These extremely low income limits are unrealistic for people living in Maryland where housing costs are high. Federal poverty levels are not adjusted for states with higher costs of living, except in Alaska and Hawaii. So a person living in Alabama and someone living in Maryland are treated as if they have the same costs of living though, for example, the median housing price in Maryland is $285,000 but only $160,000 in Alabama, according to Trulia, an online residential real estate site. The federal income limits are so low that many families qualifying for reduced price meals in schools cannot even afford to pay those reduced costs.

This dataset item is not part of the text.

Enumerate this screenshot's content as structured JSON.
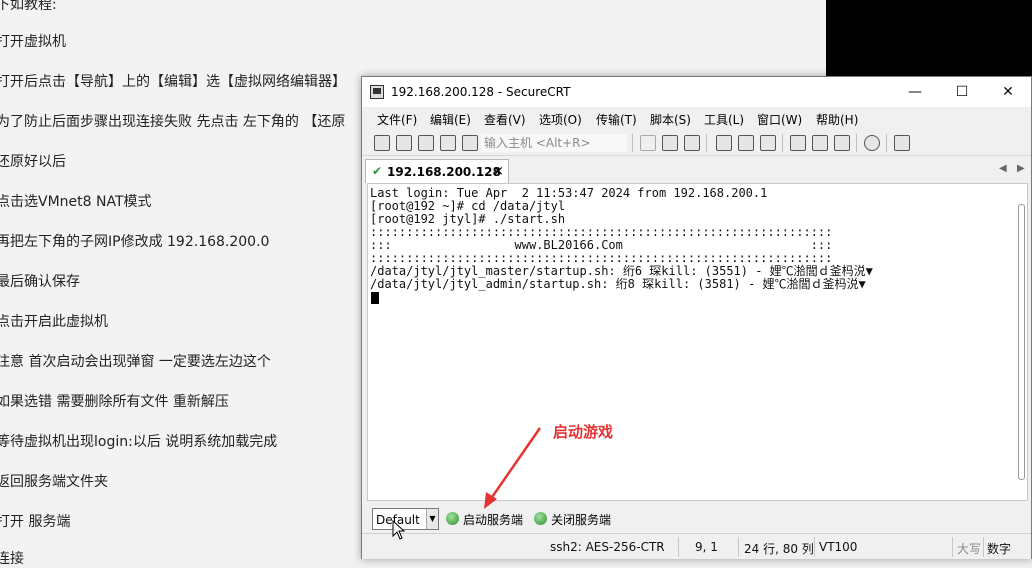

But if a family of four has an income more than $44,955 a year, their children will not qualify for any assistance with meals in school wherever they reside. The determination that a family of four making $45,000 a year in Maryland is not in poverty, at least according to the federal government, is outdated and inaccurate.
One organization in Maryland has calculated the “Self-Sufficiency Wage,” the income necessary to be self-sufficient, as an alternative to the federal guidelines. According to the United Way of Central Maryland, in 2012-2013 the income required for a family of three in Baltimore County to be entirely self-sufficient, i.e. to live without any kind of public or private assistance, was 335 percent of the federal poverty level or about $66,000 a year. In Howard County, the income necessary to be self-sufficient was more than 400 percent of the federal poverty level.
That 52,000 Baltimore County public school students live in poverty and are eligible for FARMS (which doesn’t include children under five years of age) is an appalling statistic. But the situation is even worse. There are families making just enough to not qualify for FARMS but who are still struggling to put food on the table.
These shockingly high numbers of impoverished students and their families living in Baltimore County are not well known by many and too troubling to face by most. Until they become acknowledged, Baltimore County will remain without a systemic approach to improving education through alleviating poverty’s effects on children, one that must involve many partners. That approach should ensure every student can focus on learning and start with a good breakfast for all.
Dr. Laurie Taylor-Mitchell is retired from teaching and was a 2014 Democratic candidate for County Council in the Third District. She now does research and advocacy on educational and environmental issues. Please send questions or comments to Ltmitchell4@comcast.net